- Assignment -
The records below must be returned in full and unaltered.

───── Records for this task ─────

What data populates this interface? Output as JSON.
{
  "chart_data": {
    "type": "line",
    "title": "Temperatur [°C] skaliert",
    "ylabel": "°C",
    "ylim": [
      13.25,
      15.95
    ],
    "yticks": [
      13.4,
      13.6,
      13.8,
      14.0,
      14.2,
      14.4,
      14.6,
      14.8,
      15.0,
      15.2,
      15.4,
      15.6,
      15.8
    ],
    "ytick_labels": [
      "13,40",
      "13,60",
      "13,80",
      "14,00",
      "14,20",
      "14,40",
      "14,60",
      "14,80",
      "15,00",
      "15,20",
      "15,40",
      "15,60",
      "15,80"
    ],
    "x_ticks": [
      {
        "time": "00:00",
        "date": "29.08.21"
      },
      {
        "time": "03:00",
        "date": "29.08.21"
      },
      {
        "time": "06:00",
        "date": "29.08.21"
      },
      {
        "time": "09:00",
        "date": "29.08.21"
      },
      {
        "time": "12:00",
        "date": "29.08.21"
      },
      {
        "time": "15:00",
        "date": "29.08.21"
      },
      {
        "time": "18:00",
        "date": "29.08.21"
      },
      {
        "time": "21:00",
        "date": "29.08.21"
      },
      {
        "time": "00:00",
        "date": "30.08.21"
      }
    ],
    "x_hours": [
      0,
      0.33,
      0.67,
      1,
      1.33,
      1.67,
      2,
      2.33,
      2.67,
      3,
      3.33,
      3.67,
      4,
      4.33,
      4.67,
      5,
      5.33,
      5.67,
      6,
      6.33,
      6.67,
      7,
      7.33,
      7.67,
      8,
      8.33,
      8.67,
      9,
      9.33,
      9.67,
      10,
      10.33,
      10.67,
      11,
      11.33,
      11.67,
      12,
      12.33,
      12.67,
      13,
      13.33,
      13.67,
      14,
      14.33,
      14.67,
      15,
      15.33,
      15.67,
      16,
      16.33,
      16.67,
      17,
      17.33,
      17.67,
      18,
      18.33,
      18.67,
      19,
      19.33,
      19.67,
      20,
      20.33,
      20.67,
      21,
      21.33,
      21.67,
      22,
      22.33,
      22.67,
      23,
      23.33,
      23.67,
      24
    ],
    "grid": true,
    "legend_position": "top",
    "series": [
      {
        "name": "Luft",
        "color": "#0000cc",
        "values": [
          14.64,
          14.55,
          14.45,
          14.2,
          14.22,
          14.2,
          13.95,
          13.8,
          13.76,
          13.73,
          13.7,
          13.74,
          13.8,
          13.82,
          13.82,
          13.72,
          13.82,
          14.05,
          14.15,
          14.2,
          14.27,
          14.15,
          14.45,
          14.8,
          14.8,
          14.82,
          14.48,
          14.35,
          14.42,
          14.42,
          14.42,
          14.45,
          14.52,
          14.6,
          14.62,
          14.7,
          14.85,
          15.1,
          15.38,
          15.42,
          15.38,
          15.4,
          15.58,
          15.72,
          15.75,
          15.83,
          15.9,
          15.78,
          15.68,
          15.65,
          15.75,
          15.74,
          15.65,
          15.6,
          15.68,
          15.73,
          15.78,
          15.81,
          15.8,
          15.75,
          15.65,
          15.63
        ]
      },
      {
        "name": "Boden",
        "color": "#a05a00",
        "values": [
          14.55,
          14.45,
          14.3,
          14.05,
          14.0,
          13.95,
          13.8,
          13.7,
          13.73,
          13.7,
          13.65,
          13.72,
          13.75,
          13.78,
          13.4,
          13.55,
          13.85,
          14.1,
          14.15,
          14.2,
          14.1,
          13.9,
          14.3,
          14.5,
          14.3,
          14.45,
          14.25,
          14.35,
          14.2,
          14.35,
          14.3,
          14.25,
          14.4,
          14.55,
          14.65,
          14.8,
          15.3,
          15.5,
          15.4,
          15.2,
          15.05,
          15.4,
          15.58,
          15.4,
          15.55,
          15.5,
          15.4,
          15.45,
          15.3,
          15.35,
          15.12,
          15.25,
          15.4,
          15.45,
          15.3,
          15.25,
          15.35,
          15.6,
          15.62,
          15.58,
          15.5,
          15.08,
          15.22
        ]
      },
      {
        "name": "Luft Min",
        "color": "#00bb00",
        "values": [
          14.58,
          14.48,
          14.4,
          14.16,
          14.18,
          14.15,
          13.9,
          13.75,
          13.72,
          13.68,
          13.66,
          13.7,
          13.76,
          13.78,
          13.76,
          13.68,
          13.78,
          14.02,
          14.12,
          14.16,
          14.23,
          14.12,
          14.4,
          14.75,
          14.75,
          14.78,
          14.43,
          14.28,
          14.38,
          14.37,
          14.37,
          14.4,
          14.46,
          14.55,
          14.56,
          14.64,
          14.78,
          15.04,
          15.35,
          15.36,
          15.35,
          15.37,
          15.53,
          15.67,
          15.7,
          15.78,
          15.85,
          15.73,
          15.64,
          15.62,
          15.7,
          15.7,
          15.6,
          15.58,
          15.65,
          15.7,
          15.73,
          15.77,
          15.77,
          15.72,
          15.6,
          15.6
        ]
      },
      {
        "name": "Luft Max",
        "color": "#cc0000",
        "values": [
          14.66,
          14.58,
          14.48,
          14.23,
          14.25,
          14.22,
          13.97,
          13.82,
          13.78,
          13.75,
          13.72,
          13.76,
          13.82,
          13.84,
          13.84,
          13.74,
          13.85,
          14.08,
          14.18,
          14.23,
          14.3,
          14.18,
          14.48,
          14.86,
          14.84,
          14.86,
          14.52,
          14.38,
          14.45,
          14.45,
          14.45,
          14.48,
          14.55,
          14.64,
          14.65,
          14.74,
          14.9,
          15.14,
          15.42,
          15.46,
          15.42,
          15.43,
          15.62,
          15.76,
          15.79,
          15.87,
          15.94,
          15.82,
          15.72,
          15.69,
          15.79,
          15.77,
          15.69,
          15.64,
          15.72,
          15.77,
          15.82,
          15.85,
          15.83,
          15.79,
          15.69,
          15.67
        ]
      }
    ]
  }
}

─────

- Solution to this task -
What data populates this interface? Output as JSON.
{
  "chart_data": {
    "type": "line",
    "title": "Temperatur [°C] skaliert",
    "ylabel": "°C",
    "ylim": [
      13.25,
      15.95
    ],
    "yticks": [
      13.4,
      13.6,
      13.8,
      14.0,
      14.2,
      14.4,
      14.6,
      14.8,
      15.0,
      15.2,
      15.4,
      15.6,
      15.8
    ],
    "ytick_labels": [
      "13,40",
      "13,60",
      "13,80",
      "14,00",
      "14,20",
      "14,40",
      "14,60",
      "14,80",
      "15,00",
      "15,20",
      "15,40",
      "15,60",
      "15,80"
    ],
    "x_ticks": [
      {
        "time": "00:00",
        "date": "29.08.21"
      },
      {
        "time": "03:00",
        "date": "29.08.21"
      },
      {
        "time": "06:00",
        "date": "29.08.21"
      },
      {
        "time": "09:00",
        "date": "29.08.21"
      },
      {
        "time": "12:00",
        "date": "29.08.21"
      },
      {
        "time": "15:00",
        "date": "29.08.21"
      },
      {
        "time": "18:00",
        "date": "29.08.21"
      },
      {
        "time": "21:00",
        "date": "29.08.21"
      },
      {
        "time": "00:00",
        "date": "30.08.21"
      }
    ],
    "x_hours": [
      0,
      0.33,
      0.67,
      1,
      1.33,
      1.67,
      2,
      2.33,
      2.67,
      3,
      3.33,
      3.67,
      4,
      4.33,
      4.67,
      5,
      5.33,
      5.67,
      6,
      6.33,
      6.67,
      7,
      7.33,
      7.67,
      8,
      8.33,
      8.67,
      9,
      9.33,
      9.67,
      10,
      10.33,
      10.67,
      11,
      11.33,
      11.67,
      12,
      12.33,
      12.67,
      13,
      13.33,
      13.67,
      14,
      14.33,
      14.67,
      15,
      15.33,
      15.67,
      16,
      16.33,
      16.67,
      17,
      17.33,
      17.67,
      18,
      18.33,
      18.67,
      19,
      19.33,
      19.67,
      20,
      20.33,
      20.67,
      21,
      21.33,
      21.67,
      22,
      22.33,
      22.67,
      23,
      23.33,
      23.67,
      24
    ],
    "grid": true,
    "legend_position": "top",
    "series": [
      {
        "name": "Luft",
        "color": "#0000cc",
        "values": [
          14.64,
          14.55,
          14.45,
          14.2,
          14.22,
          14.2,
          13.95,
          13.8,
          13.76,
          13.73,
          13.7,
          13.74,
          13.8,
          13.82,
          13.82,
          13.72,
          13.82,
          14.05,
          14.15,
          14.2,
          14.27,
          14.15,
          14.45,
          14.8,
          14.8,
          14.82,
          14.48,
          14.35,
          14.42,
          14.42,
          14.42,
          14.45,
          14.52,
          14.6,
          14.62,
          14.7,
          14.85,
          15.1,
          15.38,
          15.42,
          15.38,
          15.4,
          15.58,
          15.72,
          15.75,
          15.83,
          15.9,
          15.78,
          15.68,
          15.65,
          15.75,
          15.74,
          15.65,
          15.6,
          15.68,
          15.73,
          15.78,
          15.81,
          15.8,
          15.75,
          15.65,
          15.63
        ]
      },
      {
        "name": "Boden",
        "color": "#a05a00",
        "values": [
          14.55,
          14.45,
          14.3,
          14.05,
          14.0,
          13.95,
          13.8,
          13.7,
          13.73,
          13.7,
          13.65,
          13.72,
          13.75,
          13.78,
          13.4,
          13.55,
          13.85,
          14.1,
          14.15,
          14.2,
          14.1,
          13.9,
          14.3,
          14.5,
          14.3,
          14.45,
          14.25,
          14.35,
          14.2,
          14.35,
          14.3,
          14.25,
          14.4,
          14.55,
          14.65,
          14.8,
          15.3,
          15.5,
          15.4,
          15.2,
          15.05,
          15.4,
          15.58,
          15.4,
          15.55,
          15.5,
          15.4,
          15.45,
          15.3,
          15.35,
          15.12,
          15.25,
          15.4,
          15.45,
          15.3,
          15.25,
          15.35,
          15.6,
          15.62,
          15.58,
          15.5,
          15.08,
          15.22
        ]
      },
      {
        "name": "Luft Min",
        "color": "#00bb00",
        "values": [
          14.58,
          14.48,
          14.4,
          14.16,
          14.18,
          14.15,
          13.9,
          13.75,
          13.72,
          13.68,
          13.66,
          13.7,
          13.76,
          13.78,
          13.76,
          13.68,
          13.78,
          14.02,
          14.12,
          14.16,
          14.23,
          14.12,
          14.4,
          14.75,
          14.75,
          14.78,
          14.43,
          14.28,
          14.38,
          14.37,
          14.37,
          14.4,
          14.46,
          14.55,
          14.56,
          14.64,
          14.78,
          15.04,
          15.35,
          15.36,
          15.35,
          15.37,
          15.53,
          15.67,
          15.7,
          15.78,
          15.85,
          15.73,
          15.64,
          15.62,
          15.7,
          15.7,
          15.6,
          15.58,
          15.65,
          15.7,
          15.73,
          15.77,
          15.77,
          15.72,
          15.6,
          15.6
        ]
      },
      {
        "name": "Luft Max",
        "color": "#cc0000",
        "values": [
          14.66,
          14.58,
          14.48,
          14.23,
          14.25,
          14.22,
          13.97,
          13.82,
          13.78,
          13.75,
          13.72,
          13.76,
          13.82,
          13.84,
          13.84,
          13.74,
          13.85,
          14.08,
          14.18,
          14.23,
          14.3,
          14.18,
          14.48,
          14.86,
          14.84,
          14.86,
          14.52,
          14.38,
          14.45,
          14.45,
          14.45,
          14.48,
          14.55,
          14.64,
          14.65,
          14.74,
          14.9,
          15.14,
          15.42,
          15.46,
          15.42,
          15.43,
          15.62,
          15.76,
          15.79,
          15.87,
          15.94,
          15.82,
          15.72,
          15.69,
          15.79,
          15.77,
          15.69,
          15.64,
          15.72,
          15.77,
          15.82,
          15.85,
          15.83,
          15.79,
          15.69,
          15.67
        ]
      }
    ]
  }
}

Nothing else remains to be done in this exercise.